For many of us, discerning the subtle flavors of a fine cigar is not easy. On the surface, a cigar tastes like tobacco. Sure, we can tell if we like it or not, but to deconstruct the elements within a cigar’s flavor profile requires, experience, imagination, and the right set of circumstances. Here we will explore some techniques to help sleuth out the hidden elements of cigar flavor, so that even a novice smoker can become a cigar flavor detective.
Use all your senses.
Before you light a cigar, admire it. Feel it. Get in touch with it as a work of consumable art. How a cigar looks can spark your imagination and enhance your smoking experience. Next, smell it. Does it smell fruity, tangy, smoky? Although the “cold nose” of a cigar doesn’t always foreshadow its flavor, it can suggest nuances that may emerge as you smoke. Now, cut it and draw through the unlit cigar. Here we experience the tobacco in its raw state. This is our first glimpse of the flavor components we will experience as we smoke the cigar. Even after lighting, much of what we taste will come from the unlit tobacco.
The art of lighting a cigar.
When I first started smoking, I lit the cigar as I had seen in the movies. Using a match, I would puff and puff, until the foot would erupt in flames. I learned early on that this method got the cigar going, but also burned out my palate. Instead, I found that by toasting the foot with a torch lighter, and blowing on the ember, I was able to light the cigar with a perfectly symmetrical burn. This make the first puff more enjoyable and saves my palate.
Once lit, it’s important to sip the cigar. Draw a small amount of smoke over your tongue, then immediately let it out. By taking a huge puff, and blowing it out slowly, you overwhelm your palate with nicotine and toxins. This hides the subtle flavors we look for when we want to fully enjoy our cigars. The tongue is where we taste the five elements of flavor: salty, sweet, sour, bitter, and umami. The smaller the sip, the bigger the flavor.
Pairing cigars with a beverage is a great way to enjoy a fine puro. However, what we drink influences its flavor. If you want to objectively analyze the component flavors of a cigar, pair it with water. It’s not as much fun as a scotch or beer pairing, but the palate cleansing effects of water will allow your tongue to taste all the flavors within a cigar’s blend. I like to start with water, smoke an inch or two of the cigar, and then go for something more fun. That way I get to taste the cigar first, and then decide which beverage to choose.
Start with a clean palate.
The lingering taste of a meal can influence cigar flavor. So, it’s a good idea to cleanse your palate before a critical cigar smoking session. Fruits like grapes or blueberries work well for this, as they stimulate the salivary glands and help wash away residual food still in the mouth.

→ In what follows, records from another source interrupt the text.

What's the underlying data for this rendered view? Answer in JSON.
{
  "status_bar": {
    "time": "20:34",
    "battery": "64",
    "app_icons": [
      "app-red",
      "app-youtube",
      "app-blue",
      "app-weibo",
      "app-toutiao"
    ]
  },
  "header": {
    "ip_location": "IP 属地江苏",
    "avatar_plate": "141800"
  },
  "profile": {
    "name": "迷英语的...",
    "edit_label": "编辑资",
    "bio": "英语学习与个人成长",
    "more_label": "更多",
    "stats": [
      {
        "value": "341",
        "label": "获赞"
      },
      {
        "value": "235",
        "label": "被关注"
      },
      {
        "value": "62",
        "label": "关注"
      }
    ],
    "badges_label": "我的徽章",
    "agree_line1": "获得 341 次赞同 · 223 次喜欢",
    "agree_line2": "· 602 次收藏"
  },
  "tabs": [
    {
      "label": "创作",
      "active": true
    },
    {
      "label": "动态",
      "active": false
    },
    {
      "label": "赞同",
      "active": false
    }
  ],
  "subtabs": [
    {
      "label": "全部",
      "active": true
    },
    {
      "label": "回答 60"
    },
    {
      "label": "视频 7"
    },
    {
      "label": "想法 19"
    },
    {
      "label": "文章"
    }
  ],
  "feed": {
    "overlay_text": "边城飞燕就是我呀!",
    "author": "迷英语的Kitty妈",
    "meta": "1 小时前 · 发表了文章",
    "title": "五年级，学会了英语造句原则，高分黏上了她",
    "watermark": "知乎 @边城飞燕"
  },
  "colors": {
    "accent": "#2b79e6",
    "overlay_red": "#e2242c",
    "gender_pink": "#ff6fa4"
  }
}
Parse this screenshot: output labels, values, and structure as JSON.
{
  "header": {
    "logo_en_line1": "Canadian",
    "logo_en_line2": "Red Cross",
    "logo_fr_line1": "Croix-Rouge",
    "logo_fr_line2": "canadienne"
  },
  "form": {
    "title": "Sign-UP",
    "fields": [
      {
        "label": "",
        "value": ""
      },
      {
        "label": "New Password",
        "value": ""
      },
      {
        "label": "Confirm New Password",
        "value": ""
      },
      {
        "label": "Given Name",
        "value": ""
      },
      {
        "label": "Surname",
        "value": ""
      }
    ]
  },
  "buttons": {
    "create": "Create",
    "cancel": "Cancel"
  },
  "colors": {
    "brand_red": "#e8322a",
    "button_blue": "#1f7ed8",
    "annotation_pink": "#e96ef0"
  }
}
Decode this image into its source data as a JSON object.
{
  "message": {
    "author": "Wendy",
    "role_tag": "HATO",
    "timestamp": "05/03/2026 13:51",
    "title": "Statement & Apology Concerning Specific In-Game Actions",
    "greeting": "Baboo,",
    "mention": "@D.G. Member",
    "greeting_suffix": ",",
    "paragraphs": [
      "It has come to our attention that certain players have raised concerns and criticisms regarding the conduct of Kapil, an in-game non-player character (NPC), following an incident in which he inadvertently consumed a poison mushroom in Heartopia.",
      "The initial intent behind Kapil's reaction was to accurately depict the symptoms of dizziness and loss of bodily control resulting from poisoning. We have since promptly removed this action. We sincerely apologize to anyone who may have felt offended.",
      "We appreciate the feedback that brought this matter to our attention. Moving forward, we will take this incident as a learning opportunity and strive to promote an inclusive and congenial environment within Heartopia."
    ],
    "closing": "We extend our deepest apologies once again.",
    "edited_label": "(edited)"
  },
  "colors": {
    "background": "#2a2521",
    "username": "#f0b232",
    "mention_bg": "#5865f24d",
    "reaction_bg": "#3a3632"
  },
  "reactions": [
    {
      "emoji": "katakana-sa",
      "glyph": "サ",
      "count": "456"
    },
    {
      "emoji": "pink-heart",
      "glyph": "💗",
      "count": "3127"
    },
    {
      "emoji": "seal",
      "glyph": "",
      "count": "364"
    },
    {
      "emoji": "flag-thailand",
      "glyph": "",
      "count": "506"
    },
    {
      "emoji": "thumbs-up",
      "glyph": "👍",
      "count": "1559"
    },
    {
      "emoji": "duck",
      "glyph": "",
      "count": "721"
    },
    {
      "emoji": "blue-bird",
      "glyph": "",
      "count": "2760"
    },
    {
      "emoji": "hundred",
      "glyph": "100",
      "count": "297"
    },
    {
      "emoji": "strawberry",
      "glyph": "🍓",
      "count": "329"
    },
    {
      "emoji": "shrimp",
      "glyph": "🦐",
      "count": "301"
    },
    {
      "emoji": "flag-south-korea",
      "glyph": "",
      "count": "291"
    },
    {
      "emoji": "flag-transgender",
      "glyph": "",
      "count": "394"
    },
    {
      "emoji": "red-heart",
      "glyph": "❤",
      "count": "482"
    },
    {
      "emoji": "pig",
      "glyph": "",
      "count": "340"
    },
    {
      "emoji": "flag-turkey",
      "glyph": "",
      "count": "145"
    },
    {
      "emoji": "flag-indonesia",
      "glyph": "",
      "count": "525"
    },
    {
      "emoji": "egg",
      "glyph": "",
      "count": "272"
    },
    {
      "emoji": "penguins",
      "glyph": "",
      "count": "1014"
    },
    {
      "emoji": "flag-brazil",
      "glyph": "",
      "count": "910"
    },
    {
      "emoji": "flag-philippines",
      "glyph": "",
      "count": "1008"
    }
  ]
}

Because we cigar smokers don’t inhale, there can be a tendency to hold our breath when we smoke. But the act of breathing and puffing on a cigar is actually independent. We draw smoke into our mouths with the motion of the tongue, not the lung. This enables us to breathe through our noses while taking a puff. It’s important to remember to do this if we want to fully enjoy the complexity of a cigar’s blend. After all, our olfactory sense works in conjunction with our taste buds to discern flavors. That’s why it’s hard to taste anything when we have a head cold.
Don’t smoke in the wind.
The aroma of a cigar is a large part of how it tastes. Although we aren’t deliberately sniffing the lit end of a cigar, we experience its aroma simply through the act of smoking. It’s a subtle thing, but in a windy environment, when the aroma escapes, it’s almost impossible to enjoy a cigar. Plus, the wind causes a cigar to burn unevenly. In order to taste the full complexity of a cigar, all the different tobaccos of the wrapper, binder, and filler must burn at the same rate.
This is worth mentioning because many of my cigar friends swear by it. I personally don’t get much benefit from retrohaling. This is the practice of exhaling the smoke through your nose. It takes some getting used to, but gets your nose involved in a big way. Here too, a small amount of smoke is best, and do this sparingly. Retrohaling is not a substitute for good cigar smoking practice.
The Cigar Flavor/aroma Wheel.
In addition to all the things mentioned earlier, one of the most helpful tools in identifying cigar flavors is the Cigar Flavor or Aroma Wheel. There are many versions floating around the Internet, and all are good. The one I like is from Cigar Sense. It’s easy to read and suggests flavors we might pick up from a cigar but can’t quite identify.
Lastly, to be in touch with the nuances of cigar flavor, it’s good to let your imagination go wild. Pretend you’re a kid again, let go of your preconceptions, and don’t be afraid to taste things no one else would. Cigar smoking is personal, it’s highly subjective, and what we pick up in cigar flavors can be uniquely our own.
I hope these suggestions will enhance everyone’s cigar smoking experience. This passion we share is deep, and exchanging ideas about how to better enjoy our cigars is always a fun pursuit.
Thanks for reading,